+activities and tourism, because I've found that I've come out with one
+close Korean friend aside from my girlfriend, one or two other Koreans
+who I might see once every few months, and a feeling that there's not
+actually that much to contemporary Korean culture after all.
+There's a lot of weird ways that people behave that I'd like to gain a
+better understanding of than was displayed in the series of blog posts I
+mentioned above, but you can't really talk to Koreans about these---and
+thus try to begin some kind of systematic engagement with the
+culture---because they quickly take offense. Koreans are strikingly
+similar in how they handle foreigners. It sounds crude and as though it
+couldn't possibly be anything other than a surface impression, but it
+really does seem that most Koreans would rather like you to just enjoy
+some food and complain that the rest is too spicy and then they can feel

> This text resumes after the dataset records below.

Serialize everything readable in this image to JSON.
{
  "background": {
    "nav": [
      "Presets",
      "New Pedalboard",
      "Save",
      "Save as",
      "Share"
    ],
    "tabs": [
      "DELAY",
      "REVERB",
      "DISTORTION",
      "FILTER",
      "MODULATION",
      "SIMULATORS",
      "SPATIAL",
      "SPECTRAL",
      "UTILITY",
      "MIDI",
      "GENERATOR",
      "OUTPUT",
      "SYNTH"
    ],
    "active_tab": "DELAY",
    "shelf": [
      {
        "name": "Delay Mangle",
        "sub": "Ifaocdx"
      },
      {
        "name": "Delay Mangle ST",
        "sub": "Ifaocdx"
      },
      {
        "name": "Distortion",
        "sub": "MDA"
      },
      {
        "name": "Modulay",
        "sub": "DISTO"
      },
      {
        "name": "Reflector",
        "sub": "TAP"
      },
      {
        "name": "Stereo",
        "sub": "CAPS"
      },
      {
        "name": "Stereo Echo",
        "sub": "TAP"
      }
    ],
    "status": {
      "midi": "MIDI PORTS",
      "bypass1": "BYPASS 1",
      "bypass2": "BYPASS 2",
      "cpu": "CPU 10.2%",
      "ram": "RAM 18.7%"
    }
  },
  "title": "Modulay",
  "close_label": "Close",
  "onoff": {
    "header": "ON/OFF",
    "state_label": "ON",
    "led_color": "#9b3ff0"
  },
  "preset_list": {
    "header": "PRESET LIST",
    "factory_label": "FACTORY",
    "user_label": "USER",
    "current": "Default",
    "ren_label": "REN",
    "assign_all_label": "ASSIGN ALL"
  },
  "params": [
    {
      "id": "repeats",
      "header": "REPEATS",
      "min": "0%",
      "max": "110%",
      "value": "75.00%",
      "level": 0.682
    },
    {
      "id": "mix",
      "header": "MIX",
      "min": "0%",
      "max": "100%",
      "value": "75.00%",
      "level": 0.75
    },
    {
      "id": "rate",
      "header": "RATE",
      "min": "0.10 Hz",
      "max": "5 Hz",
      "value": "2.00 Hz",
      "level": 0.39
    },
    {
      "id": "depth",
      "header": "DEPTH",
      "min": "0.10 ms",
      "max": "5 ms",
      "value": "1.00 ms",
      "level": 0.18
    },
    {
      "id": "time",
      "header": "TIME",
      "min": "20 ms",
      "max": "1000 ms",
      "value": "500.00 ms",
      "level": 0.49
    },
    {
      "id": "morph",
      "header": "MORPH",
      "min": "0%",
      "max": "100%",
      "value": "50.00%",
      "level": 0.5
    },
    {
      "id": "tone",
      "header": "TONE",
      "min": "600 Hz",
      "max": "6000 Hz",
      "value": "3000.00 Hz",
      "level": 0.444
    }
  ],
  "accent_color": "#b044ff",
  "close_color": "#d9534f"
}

+good for being in a cultural club that's capable of eating it, say that
+you think various places in Korea are pretty, and then let them know the
+start and end dates of your temporary sojourn.
+I haven't managed to break past these barriers to serious and rewarding
+engagement with contemporary Korea. I hope that there are answers, that
+I just didn't try hard enough or engaged in the wrong way, but those
+answers don't help me who did try as hard as he could and found himself
+getting very little out of the country. A huge part of this is language,
+and maybe it's just my lack of intellectual stimulation here. It's easy
+to blame that lack on the country but really, the heart of it is that
+what culture there might be is just straight-up inaccessible compared to
+what's available to me in an English-speaking country.
+With all this I need to say why I'm still here and plan to see out as
+much of the second contracted year of employment as I can before I might
+have to go back to the UK or even the US to go to university again. The
+reasons are that I have a good life here and I have my girlfriend. Our
+relationship is very interesting due to the cultural exchange and
+differences, and it's very loving. I don't know what else I might want
+to do and I don't want to think too hard about it until after this
+likely final round of university applications, so continuing my life
+here works very well for me. That doesn't mean I'm not disappointed that
+I don't have more than I do.